Create Space – Finally there is Create Space, the publisher I have used for the last three books. I cannot say enough about this company. A subsidiary of Amazon.com, this is the best way I have found to get your book printed professionally with no investment and no big charges. Basically you sign up for an account and decide if you are putting together a book, CD, or DVD. For me I go with books and so I go to the create book part of the site. Here you can input the name, the page count, the author, and all the details of your book but you really wanna be done with the book when you start this process. So write or collect your book and then come here. So you set up all the details and then you want to see how you have to format things. You have to pick the size of your book and from there you can go into MS Word or a program like Adobe In Design. This is not easy. I did Red Dreams myself in Word and had a pretty easy go of it with the templates you can download but if you really know your stuff and want to tinker with the layout and design then try your hand at a program like In Design. You can do a lot with that program and if you have the program and the know-how you can really make it look pretty unique. From there you create your cover. The cover can be art you did, or a photo, or something you commissioned, or even an image they have on file at CS. and again you have to make sure you format it right and, again, they have the templates to make sure. For me, the formatting was the hardest part of the books but you want to make sure that the thing looks professional, and can be read so it’s a bridge you have to cross. So you do all that and submit it and there you go, you have your book submitted. So what does it cost? Well, it depends on how many pages your book is and all that fun. CS takes a percentage of your sales and you make a royalty. You get a free e-store for direct internet sales, you get listed on Amazon, and you can buy copies for direct sales. For $39 you can get their ‘pro-plan’ which lets you buy books for less, and gives you a bigger royalty. It’s pretty handy and for the cost it is a heck of a great way to get your work out there. Now, again, you will not get rich doing this (unless you blow the heck up as an author which, good for you, but it takes a LOT of work). For me CS is pretty great for indie authors. If you are willing to put the work in and get out there to promote, and to sell then you can make some money and can put out a polished, professional looking book.

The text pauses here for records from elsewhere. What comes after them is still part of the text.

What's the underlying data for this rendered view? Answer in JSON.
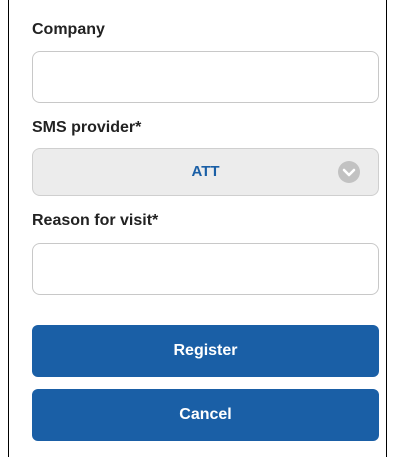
{
  "form": {
    "company": {
      "label": "Company",
      "value": "",
      "placeholder": ""
    },
    "sms_provider": {
      "label": "SMS provider*",
      "selected": "ATT",
      "icon": "chevron-down-icon"
    },
    "reason": {
      "label": "Reason for visit*",
      "value": "",
      "placeholder": ""
    }
  },
  "buttons": {
    "register": "Register",
    "cancel": "Cancel"
  },
  "colors": {
    "primary": "#1a5fa6",
    "select_bg": "#ececec",
    "chevron": "#c2c2c2"
  }
}
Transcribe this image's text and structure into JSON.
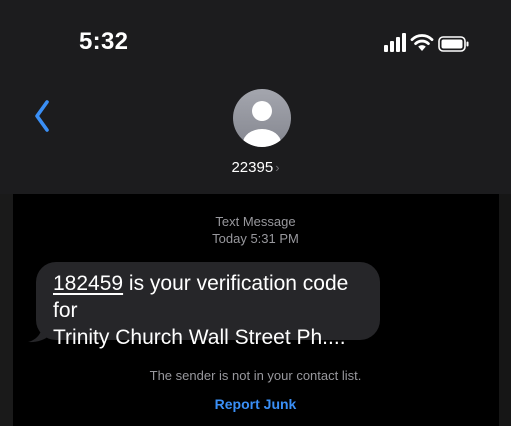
{
  "status_bar": {
    "time": "5:32",
    "icons": [
      "signal-icon",
      "wifi-icon",
      "battery-icon"
    ]
  },
  "nav": {
    "back_icon": "chevron-left-icon",
    "avatar_icon": "person-avatar-icon",
    "contact_name": "22395",
    "contact_chevron": "›"
  },
  "thread": {
    "message_type": "Text Message",
    "timestamp": "Today 5:31 PM",
    "messages": [
      {
        "code": "182459",
        "text_after_code": " is your verification code for",
        "line2": "Trinity Church Wall Street Ph...."
      }
    ],
    "not_in_contacts": "The sender is not in your contact list.",
    "report_junk_label": "Report Junk"
  },
  "colors": {
    "header_bg": "#1c1c1e",
    "background": "#000000",
    "bubble_bg": "#262629",
    "accent_blue": "#3a8ff6",
    "secondary_text": "#98989d"
  }
}
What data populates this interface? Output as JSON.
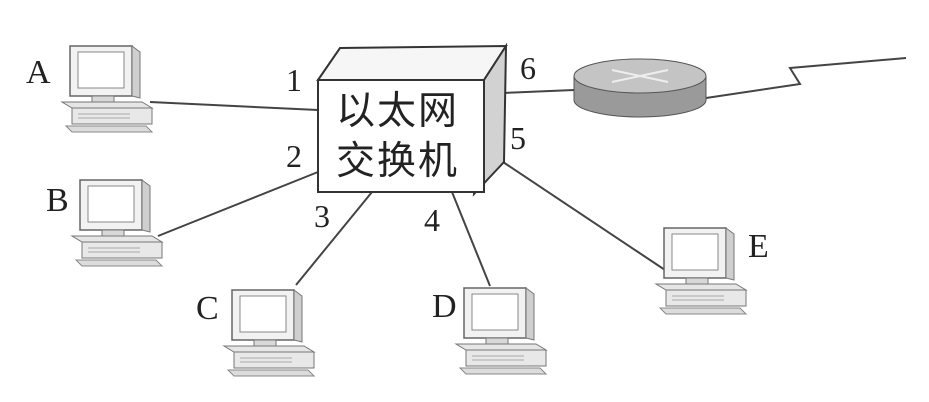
{
  "switch": {
    "line1": "以太网",
    "line2": "交换机"
  },
  "ports": {
    "p1": "1",
    "p2": "2",
    "p3": "3",
    "p4": "4",
    "p5": "5",
    "p6": "6"
  },
  "hosts": {
    "a": "A",
    "b": "B",
    "c": "C",
    "d": "D",
    "e": "E"
  }
}
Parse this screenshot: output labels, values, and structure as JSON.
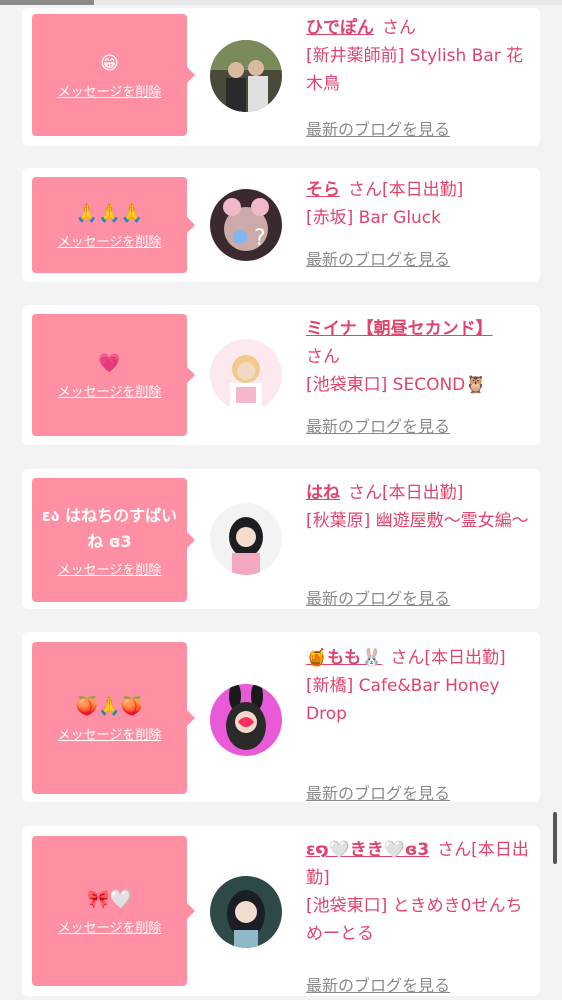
{
  "cards": [
    {
      "message": "😁",
      "delete_label": "メッセージを削除",
      "name": "ひでぽん",
      "san": "さん",
      "shop": "[新井薬師前] Stylish Bar 花木鳥",
      "blog_label": "最新のブログを見る"
    },
    {
      "message": "🙏🙏🙏",
      "delete_label": "メッセージを削除",
      "name": "そら",
      "san": "さん[本日出勤]",
      "shop": "[赤坂] Bar Gluck",
      "blog_label": "最新のブログを見る"
    },
    {
      "message": "💗",
      "delete_label": "メッセージを削除",
      "name": "ミイナ【朝昼セカンド】",
      "san": "さん",
      "shop": "[池袋東口] SECOND🦉",
      "blog_label": "最新のブログを見る"
    },
    {
      "message": "εა はねちのすばいね ɞ3",
      "delete_label": "メッセージを削除",
      "name": "はね",
      "san": "さん[本日出勤]",
      "shop": "[秋葉原] 幽遊屋敷～霊女編～",
      "blog_label": "最新のブログを見る"
    },
    {
      "message": "🍑🙏🍑",
      "delete_label": "メッセージを削除",
      "name": "🍯もも🐰",
      "san": "さん[本日出勤]",
      "shop": "[新橋] Cafe&Bar Honey Drop",
      "blog_label": "最新のブログを見る"
    },
    {
      "message": "🎀🤍",
      "delete_label": "メッセージを削除",
      "name": "ε໑🤍きき🤍ɞ3",
      "san": "さん[本日出勤]",
      "shop": "[池袋東口] ときめき0せんちめーとる",
      "blog_label": "最新のブログを見る"
    }
  ],
  "colors": {
    "accent": "#e0446d",
    "bubble": "#ff8fa3",
    "link_gray": "#8a8a8a",
    "background": "#f3f3f3"
  }
}
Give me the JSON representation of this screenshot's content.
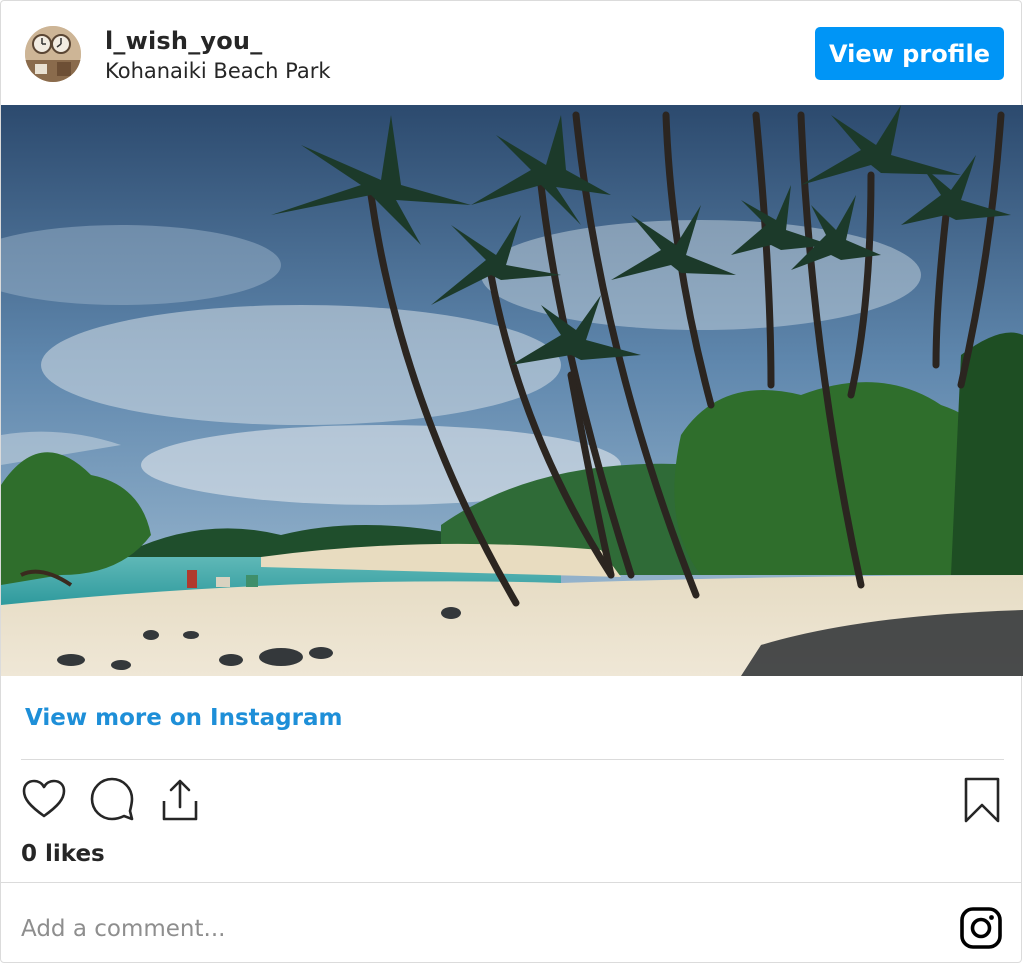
{
  "header": {
    "username": "l_wish_you_",
    "location": "Kohanaiki Beach Park",
    "view_profile_label": "View profile"
  },
  "post": {
    "image_alt": "Palm trees on a sandy beach beside turquoise water under a cloudy sky",
    "view_more_label": "View more on Instagram",
    "likes_text": "0 likes"
  },
  "comment": {
    "placeholder": "Add a comment..."
  },
  "icons": {
    "like": "heart-icon",
    "comment": "comment-icon",
    "share": "share-icon",
    "save": "bookmark-icon",
    "brand": "instagram-icon"
  },
  "colors": {
    "accent": "#0095f6",
    "link": "#1e8fd8",
    "text": "#262626",
    "muted": "#8e8e8e",
    "border": "#dbdbdb"
  }
}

Now, these are only some tools I use and I could do a full post on each one of these but this is just a tip sheet on things to look into. Things that I have found helpful and which have really upped my game. The thing though is to find your own tools and find what works for you and what you are doing. And darn it when you do, share with the class for goodness sake